WHAT IS REQUIRED >> State how many lines in the records below include the word "partielle". Give nothing but that number.

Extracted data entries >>
>>>

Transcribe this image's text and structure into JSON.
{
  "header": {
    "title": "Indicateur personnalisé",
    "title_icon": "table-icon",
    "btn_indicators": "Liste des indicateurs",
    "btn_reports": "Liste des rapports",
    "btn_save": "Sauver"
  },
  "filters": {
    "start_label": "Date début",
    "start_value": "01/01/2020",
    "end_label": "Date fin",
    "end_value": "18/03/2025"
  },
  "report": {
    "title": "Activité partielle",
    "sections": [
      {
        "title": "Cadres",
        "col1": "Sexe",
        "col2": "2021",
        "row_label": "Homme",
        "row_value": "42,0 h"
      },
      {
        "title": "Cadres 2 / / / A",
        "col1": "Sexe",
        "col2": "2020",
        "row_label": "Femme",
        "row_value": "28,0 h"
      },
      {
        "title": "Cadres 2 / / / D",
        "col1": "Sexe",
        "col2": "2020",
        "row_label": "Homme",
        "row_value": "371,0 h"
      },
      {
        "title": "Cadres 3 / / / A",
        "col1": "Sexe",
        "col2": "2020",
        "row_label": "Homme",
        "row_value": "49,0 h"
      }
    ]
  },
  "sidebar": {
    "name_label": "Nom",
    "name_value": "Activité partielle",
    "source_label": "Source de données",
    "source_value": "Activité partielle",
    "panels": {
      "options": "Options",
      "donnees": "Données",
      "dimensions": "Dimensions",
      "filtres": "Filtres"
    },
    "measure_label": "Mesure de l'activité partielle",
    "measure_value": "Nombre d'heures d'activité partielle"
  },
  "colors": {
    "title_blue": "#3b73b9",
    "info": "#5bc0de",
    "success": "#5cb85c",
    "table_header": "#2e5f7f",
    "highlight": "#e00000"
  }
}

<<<

ANSWER TO THE EXERCISE >> 5